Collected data
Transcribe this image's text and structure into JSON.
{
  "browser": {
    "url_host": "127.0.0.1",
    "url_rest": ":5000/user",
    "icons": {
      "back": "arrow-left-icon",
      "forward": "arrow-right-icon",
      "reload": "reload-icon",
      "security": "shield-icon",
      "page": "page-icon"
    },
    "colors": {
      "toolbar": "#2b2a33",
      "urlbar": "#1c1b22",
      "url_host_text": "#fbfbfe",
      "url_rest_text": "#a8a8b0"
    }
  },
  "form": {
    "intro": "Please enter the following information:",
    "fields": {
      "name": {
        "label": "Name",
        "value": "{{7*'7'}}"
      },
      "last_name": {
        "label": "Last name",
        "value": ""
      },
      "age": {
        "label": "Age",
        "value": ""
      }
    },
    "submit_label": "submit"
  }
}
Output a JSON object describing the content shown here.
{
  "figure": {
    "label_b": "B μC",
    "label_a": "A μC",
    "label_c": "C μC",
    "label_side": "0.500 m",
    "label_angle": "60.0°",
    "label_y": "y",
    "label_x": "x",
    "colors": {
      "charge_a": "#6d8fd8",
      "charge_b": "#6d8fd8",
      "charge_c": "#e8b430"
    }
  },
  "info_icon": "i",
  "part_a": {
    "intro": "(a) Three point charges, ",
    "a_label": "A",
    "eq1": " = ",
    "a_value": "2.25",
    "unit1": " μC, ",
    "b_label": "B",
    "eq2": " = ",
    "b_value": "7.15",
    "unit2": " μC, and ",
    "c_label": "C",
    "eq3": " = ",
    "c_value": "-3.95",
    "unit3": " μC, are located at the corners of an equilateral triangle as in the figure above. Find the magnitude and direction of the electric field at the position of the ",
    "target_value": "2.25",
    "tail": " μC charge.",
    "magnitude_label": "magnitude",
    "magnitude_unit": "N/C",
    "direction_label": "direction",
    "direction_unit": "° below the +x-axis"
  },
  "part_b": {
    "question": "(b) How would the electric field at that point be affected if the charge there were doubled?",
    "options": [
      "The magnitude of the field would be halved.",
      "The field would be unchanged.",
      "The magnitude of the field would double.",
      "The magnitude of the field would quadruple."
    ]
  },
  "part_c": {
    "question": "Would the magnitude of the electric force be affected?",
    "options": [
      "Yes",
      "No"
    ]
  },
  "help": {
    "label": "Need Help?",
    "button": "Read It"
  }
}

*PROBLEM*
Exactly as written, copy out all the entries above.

*EXERCISE ANSWER*
Transcribe this image's text and structure into JSON.
{
  "browser": {
    "url_host": "127.0.0.1",
    "url_rest": ":5000/user",
    "icons": {
      "back": "arrow-left-icon",
      "forward": "arrow-right-icon",
      "reload": "reload-icon",
      "security": "shield-icon",
      "page": "page-icon"
    },
    "colors": {
      "toolbar": "#2b2a33",
      "urlbar": "#1c1b22",
      "url_host_text": "#fbfbfe",
      "url_rest_text": "#a8a8b0"
    }
  },
  "form": {
    "intro": "Please enter the following information:",
    "fields": {
      "name": {
        "label": "Name",
        "value": "{{7*'7'}}"
      },
      "last_name": {
        "label": "Last name",
        "value": ""
      },
      "age": {
        "label": "Age",
        "value": ""
      }
    },
    "submit_label": "submit"
  }
}
Output a JSON object describing the content shown here.
{
  "figure": {
    "label_b": "B μC",
    "label_a": "A μC",
    "label_c": "C μC",
    "label_side": "0.500 m",
    "label_angle": "60.0°",
    "label_y": "y",
    "label_x": "x",
    "colors": {
      "charge_a": "#6d8fd8",
      "charge_b": "#6d8fd8",
      "charge_c": "#e8b430"
    }
  },
  "info_icon": "i",
  "part_a": {
    "intro": "(a) Three point charges, ",
    "a_label": "A",
    "eq1": " = ",
    "a_value": "2.25",
    "unit1": " μC, ",
    "b_label": "B",
    "eq2": " = ",
    "b_value": "7.15",
    "unit2": " μC, and ",
    "c_label": "C",
    "eq3": " = ",
    "c_value": "-3.95",
    "unit3": " μC, are located at the corners of an equilateral triangle as in the figure above. Find the magnitude and direction of the electric field at the position of the ",
    "target_value": "2.25",
    "tail": " μC charge.",
    "magnitude_label": "magnitude",
    "magnitude_unit": "N/C",
    "direction_label": "direction",
    "direction_unit": "° below the +x-axis"
  },
  "part_b": {
    "question": "(b) How would the electric field at that point be affected if the charge there were doubled?",
    "options": [
      "The magnitude of the field would be halved.",
      "The field would be unchanged.",
      "The magnitude of the field would double.",
      "The magnitude of the field would quadruple."
    ]
  },
  "part_c": {
    "question": "Would the magnitude of the electric force be affected?",
    "options": [
      "Yes",
      "No"
    ]
  },
  "help": {
    "label": "Need Help?",
    "button": "Read It"
  }
}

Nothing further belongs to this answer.